Using AJAX to pull information from SharePoint lists made everything very user-friendly, we were able to access information from SharePoint’s lists, which was a big improvement since our users didn’t need to update the ‘text files’ at the back, but they could make changes to the content in the lists and see the results immediately. In case we required two-way data binding between the UI and our application logic and more functionality and play within the visual component, we moved on to Angular JS.

How do we make applications faster? Better?

With a typical requirement of displaying a bunch of data on the screen, let the user search and filter through it dynamically.

Traditional approach would be

Development

  • Develop, Build solution, move the WSP & deploy web-part

Processing

  • If the complete data set is too large, the page can take a lot of time to load initially, AJAX can speed up this time
  • Upon a search/filter query, a server trip would return the filtered result
  • Upon each press of the search button, a resulting server trips adds delays and results in more processing to be done at the back end

Maintenance

  • Any change to the application would mean development – retract and deploy with downtime

The same example with a single page application (SPA) using Angular JS would mean:

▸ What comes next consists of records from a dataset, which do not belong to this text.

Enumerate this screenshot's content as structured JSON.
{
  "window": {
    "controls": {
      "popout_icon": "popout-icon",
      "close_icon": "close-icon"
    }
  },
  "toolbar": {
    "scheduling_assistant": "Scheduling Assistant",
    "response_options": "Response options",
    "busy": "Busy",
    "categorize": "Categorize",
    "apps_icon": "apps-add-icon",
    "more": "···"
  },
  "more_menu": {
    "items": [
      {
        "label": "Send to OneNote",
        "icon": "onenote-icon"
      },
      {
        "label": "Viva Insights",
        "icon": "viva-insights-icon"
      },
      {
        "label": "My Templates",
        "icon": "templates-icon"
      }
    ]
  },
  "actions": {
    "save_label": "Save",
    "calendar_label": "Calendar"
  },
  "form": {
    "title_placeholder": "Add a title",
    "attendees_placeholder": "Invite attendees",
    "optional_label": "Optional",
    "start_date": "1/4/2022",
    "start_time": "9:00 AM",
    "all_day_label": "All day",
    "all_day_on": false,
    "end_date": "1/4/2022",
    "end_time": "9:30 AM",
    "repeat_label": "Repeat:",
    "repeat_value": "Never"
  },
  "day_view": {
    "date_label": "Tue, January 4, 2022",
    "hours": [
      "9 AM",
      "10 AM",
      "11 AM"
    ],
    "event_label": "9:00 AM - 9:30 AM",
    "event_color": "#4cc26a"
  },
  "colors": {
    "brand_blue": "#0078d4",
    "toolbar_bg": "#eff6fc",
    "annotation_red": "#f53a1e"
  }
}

Development

  • Develop on text file – plug into any content editor

Processing

  • The page loads up while the AJAX call is busy in fetching the latest data, put up a loading gif while he waits for data
  • The user can use a variety of filters, search queries and see their request updated in real-time on the client’s browser. No server trip, no wait time, no frustration.

Maintenance

  • Any change to the application would mean changes to the text files meaning no downtime for updating the application.

Two-way data processing

Gathering information from users on a form works just as well as getting data from a SharePoint list and displaying it on the page. Angular JS with its powerful client-side validations and processing can mean improved UI/UX along with the incredible maintenance aspect which was the goal all along.

Published originally on LinkedIn on August 11, 2016